States face similar fallout if the Supreme Court invalidates the two-year federal limit on aggregate contributions by individuals—a case we have written about here. At least 12 states impose aggregate (though often much lower) contribution limits on political contributions:

  • Arizona: individuals may give no more than $6,390 to all candidates or committees that give to candidates per calendar year.
  • Connecticut: individuals may give no more than $15,000 to all candidates for the primary and general elections together.
  • District of Columbia: individuals may give no more than $8,500 to all candidates per election cycle.
  • Louisiana: individuals may give no more than $100,000 to all non-candidate committee in a four-year cycle.
  • Maine: individuals may give no more than $25,000 to all candidate committees in Maine per year.
  • Maryland: individuals may give no more than $10,000 to all Maryland political committees in a four-year cycle.
  • Massachusetts: individuals may give no more than $12,500 to all state, county, and local candidates per year.
  • New York: individuals may give no more than $150,000 per calendar year to all registered New York political committees. Although corporations are allowed to contribute to non-federal candidates in New York State, they are subject to a yearly aggregate cap of $5,000.
  • Rhode Island: individuals may give no more than $10,000 per calendar year to all political committees.
  • Washington: during the 21 days before an election, there is an aggregate limit on individual contributions of $50,000 to statewide candidates and $5,000 in the aggregate to any other candidate or political committee.

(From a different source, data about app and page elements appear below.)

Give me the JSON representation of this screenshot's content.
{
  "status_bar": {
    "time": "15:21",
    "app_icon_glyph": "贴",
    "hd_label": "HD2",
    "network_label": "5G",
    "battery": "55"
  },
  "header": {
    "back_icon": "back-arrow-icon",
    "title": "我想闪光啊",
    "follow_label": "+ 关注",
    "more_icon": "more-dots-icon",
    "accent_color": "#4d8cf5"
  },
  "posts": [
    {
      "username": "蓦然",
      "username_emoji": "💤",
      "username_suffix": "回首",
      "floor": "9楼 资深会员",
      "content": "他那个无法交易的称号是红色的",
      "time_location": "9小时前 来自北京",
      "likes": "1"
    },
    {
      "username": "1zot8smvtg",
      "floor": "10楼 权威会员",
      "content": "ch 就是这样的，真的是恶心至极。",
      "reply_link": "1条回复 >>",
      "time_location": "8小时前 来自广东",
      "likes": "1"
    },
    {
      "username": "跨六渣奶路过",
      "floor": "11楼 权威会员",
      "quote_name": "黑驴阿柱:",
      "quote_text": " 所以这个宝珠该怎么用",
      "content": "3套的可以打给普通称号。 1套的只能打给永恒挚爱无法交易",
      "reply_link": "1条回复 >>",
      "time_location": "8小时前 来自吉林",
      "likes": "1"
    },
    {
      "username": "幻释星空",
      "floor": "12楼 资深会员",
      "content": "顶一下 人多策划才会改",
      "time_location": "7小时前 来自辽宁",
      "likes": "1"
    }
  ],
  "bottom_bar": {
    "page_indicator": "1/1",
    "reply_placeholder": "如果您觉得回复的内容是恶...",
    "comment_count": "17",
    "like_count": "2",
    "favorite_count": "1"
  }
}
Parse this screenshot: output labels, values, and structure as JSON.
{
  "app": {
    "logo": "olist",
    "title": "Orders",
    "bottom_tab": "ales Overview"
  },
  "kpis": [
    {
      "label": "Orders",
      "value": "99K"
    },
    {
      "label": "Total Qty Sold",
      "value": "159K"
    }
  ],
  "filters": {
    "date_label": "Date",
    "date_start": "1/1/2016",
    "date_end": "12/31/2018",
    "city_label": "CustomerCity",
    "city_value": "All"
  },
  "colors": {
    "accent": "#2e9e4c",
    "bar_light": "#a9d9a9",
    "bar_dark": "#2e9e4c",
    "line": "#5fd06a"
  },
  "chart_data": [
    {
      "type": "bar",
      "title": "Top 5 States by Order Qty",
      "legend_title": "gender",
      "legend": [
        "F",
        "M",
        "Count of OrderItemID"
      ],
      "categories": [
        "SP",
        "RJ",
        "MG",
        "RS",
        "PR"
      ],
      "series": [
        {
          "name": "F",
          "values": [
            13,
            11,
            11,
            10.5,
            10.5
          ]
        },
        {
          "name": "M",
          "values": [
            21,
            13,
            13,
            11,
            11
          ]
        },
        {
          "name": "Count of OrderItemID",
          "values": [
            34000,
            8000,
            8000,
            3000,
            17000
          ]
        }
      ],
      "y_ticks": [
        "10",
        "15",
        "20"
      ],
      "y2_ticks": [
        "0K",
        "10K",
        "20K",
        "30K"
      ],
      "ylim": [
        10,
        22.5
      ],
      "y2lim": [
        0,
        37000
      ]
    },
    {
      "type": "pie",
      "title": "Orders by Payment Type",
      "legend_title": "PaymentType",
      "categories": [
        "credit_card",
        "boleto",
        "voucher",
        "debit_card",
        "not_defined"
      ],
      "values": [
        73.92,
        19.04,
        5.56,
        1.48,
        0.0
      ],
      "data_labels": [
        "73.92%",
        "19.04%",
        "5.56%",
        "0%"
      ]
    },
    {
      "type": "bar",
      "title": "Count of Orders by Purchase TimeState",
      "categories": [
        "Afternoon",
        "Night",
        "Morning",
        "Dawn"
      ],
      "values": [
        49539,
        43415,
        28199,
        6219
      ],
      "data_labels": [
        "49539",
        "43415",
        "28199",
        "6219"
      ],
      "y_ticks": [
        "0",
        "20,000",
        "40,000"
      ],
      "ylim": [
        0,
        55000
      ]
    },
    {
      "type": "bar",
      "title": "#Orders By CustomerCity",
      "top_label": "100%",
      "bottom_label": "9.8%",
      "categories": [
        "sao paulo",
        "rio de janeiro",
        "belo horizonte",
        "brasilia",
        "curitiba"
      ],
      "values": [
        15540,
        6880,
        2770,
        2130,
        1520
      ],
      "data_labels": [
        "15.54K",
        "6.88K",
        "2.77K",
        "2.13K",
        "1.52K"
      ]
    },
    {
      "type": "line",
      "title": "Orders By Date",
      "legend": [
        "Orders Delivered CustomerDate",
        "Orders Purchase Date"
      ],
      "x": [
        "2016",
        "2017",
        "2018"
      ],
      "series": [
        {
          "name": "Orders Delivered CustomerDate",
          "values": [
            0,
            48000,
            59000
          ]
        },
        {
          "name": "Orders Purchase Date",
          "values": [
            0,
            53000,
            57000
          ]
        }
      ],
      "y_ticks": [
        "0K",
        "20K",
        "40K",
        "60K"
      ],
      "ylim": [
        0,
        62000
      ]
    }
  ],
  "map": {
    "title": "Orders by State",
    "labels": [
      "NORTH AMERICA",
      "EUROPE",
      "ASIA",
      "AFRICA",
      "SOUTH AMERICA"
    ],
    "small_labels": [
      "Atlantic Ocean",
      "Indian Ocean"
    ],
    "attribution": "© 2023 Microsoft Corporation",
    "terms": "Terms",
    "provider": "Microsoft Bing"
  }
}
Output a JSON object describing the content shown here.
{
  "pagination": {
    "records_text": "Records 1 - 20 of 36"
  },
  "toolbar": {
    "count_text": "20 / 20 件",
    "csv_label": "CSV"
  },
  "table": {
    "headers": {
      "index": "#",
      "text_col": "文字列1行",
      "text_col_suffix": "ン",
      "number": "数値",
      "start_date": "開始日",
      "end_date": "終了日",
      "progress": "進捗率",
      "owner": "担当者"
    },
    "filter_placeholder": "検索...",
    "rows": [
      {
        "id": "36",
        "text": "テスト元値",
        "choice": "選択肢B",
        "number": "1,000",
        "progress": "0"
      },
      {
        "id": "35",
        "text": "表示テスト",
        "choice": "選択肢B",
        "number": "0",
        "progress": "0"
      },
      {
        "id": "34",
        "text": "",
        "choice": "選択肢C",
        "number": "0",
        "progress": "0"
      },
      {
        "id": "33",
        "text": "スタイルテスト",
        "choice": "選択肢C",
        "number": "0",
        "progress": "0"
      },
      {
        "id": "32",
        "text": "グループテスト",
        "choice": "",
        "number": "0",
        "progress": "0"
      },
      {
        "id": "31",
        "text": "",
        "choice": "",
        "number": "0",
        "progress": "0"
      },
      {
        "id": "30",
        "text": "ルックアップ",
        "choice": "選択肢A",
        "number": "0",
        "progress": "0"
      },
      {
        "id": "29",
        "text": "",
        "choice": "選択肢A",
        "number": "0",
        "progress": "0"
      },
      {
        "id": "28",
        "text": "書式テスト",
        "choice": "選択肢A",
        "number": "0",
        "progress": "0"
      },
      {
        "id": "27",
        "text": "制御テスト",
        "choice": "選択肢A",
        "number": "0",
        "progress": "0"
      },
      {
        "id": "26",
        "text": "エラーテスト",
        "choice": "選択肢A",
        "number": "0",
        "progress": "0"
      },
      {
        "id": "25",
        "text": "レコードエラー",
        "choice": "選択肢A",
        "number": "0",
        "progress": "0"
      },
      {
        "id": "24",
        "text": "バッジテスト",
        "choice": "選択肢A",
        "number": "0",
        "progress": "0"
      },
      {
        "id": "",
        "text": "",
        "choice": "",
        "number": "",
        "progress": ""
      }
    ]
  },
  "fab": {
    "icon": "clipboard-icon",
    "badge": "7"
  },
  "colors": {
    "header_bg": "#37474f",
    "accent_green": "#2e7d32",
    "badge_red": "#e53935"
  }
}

  • Wisconsin: individuals may give no more than $10,000 per calendar year to all political committees.
  • Wyoming: individuals may give no more than $25,000 to all political committees during the year of the general election and the preceding calendar year.

Relatively few donors presently give the maximum allowed under the two-year federal limit. But if the far more modest limits imposed by state laws are overturned, the implications for state elections could be quite dramatic.